◆ Exercise directions:
Word for word, set down the lines from the one that contains "Serialize everything readable" through the final line of the data; no pictures belong in the copy.

※ ※ ※

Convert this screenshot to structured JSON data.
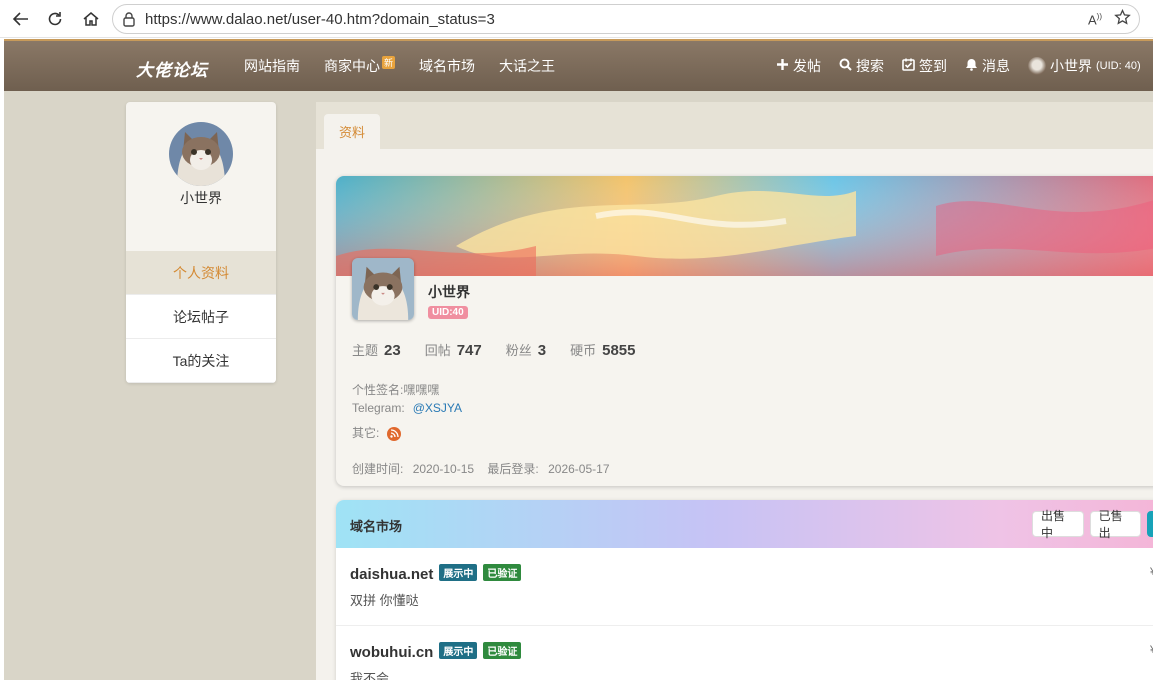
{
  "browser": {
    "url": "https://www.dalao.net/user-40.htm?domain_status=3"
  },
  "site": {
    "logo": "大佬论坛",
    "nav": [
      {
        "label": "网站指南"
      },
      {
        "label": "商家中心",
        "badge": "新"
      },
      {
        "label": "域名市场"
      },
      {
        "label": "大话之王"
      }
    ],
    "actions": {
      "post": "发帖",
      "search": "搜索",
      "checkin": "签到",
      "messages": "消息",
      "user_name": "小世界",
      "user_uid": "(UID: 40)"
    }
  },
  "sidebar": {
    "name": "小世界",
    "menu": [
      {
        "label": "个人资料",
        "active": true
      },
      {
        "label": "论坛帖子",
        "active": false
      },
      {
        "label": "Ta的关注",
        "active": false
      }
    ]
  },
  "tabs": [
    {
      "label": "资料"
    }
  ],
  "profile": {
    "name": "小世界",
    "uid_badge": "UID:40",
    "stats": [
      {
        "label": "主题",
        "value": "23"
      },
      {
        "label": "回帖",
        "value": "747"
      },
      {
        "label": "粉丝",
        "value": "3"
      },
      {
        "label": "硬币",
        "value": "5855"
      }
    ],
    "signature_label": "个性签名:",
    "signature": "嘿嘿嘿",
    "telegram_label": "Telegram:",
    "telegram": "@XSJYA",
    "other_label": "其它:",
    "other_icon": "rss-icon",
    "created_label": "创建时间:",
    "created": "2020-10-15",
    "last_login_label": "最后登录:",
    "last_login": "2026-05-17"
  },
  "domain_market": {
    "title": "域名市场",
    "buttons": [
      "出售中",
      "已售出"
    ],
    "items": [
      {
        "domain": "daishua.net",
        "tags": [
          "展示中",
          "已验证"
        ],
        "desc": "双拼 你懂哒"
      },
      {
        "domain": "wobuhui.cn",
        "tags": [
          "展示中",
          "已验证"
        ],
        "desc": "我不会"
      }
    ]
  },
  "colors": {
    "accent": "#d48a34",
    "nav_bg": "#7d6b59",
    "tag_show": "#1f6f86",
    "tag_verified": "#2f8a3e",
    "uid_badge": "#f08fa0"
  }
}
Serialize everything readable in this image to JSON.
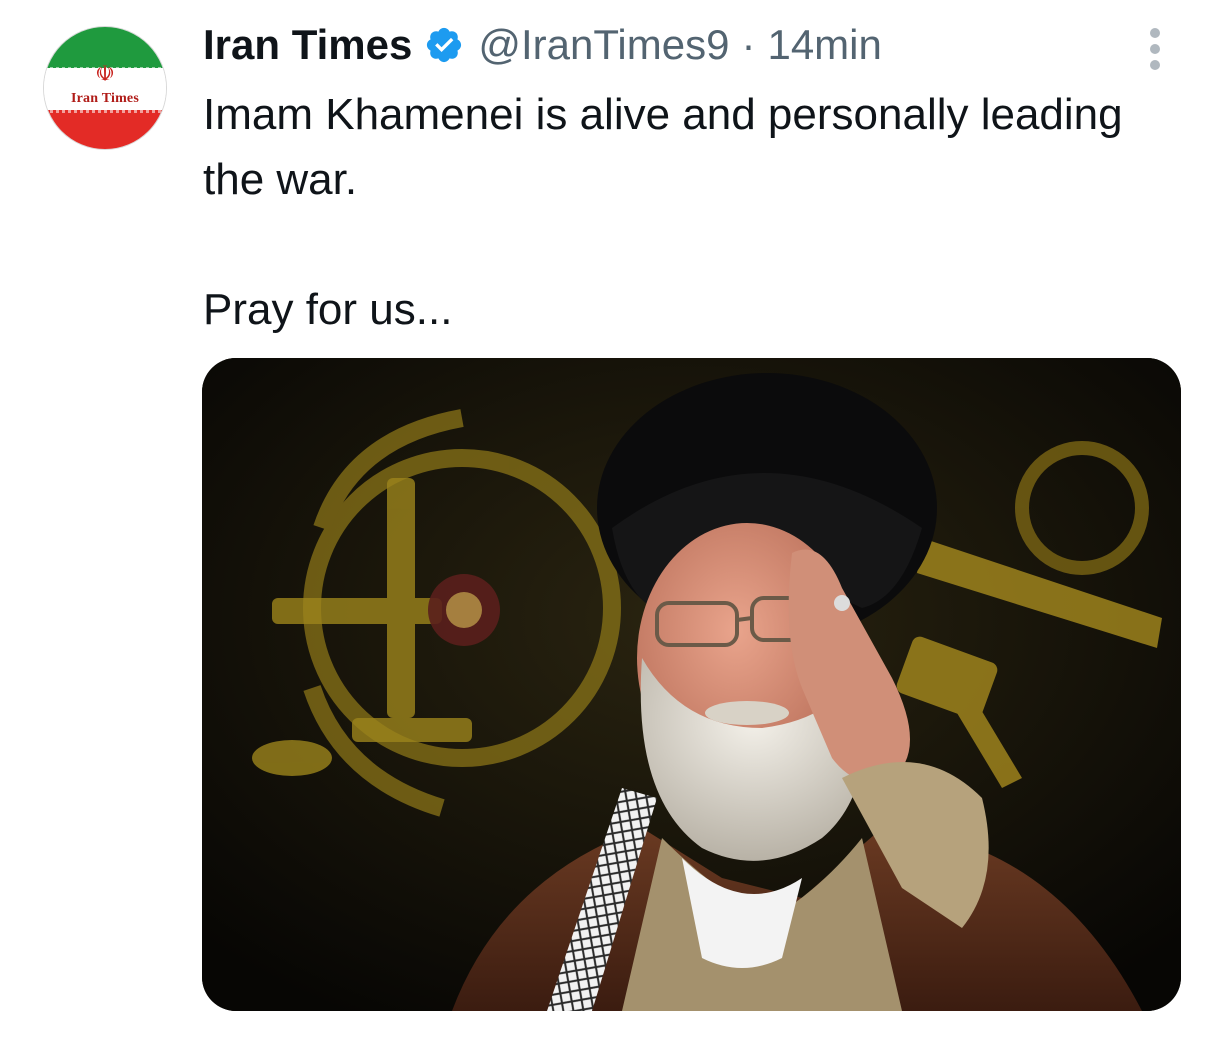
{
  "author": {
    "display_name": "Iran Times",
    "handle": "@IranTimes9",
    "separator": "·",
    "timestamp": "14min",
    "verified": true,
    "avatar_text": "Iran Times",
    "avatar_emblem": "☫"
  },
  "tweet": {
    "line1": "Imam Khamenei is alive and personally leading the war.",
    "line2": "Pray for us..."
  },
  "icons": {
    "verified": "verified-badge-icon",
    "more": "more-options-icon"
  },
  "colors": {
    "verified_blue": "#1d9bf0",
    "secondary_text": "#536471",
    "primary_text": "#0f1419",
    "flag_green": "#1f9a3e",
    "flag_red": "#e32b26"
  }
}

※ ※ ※

◆ Task result:
Serialize everything readable in this image to JSON.
{
  "author": {
    "display_name": "Iran Times",
    "handle": "@IranTimes9",
    "separator": "·",
    "timestamp": "14min",
    "verified": true,
    "avatar_text": "Iran Times",
    "avatar_emblem": "☫"
  },
  "tweet": {
    "line1": "Imam Khamenei is alive and personally leading the war.",
    "line2": "Pray for us..."
  },
  "icons": {
    "verified": "verified-badge-icon",
    "more": "more-options-icon"
  },
  "colors": {
    "verified_blue": "#1d9bf0",
    "secondary_text": "#536471",
    "primary_text": "#0f1419",
    "flag_green": "#1f9a3e",
    "flag_red": "#e32b26"
  }
}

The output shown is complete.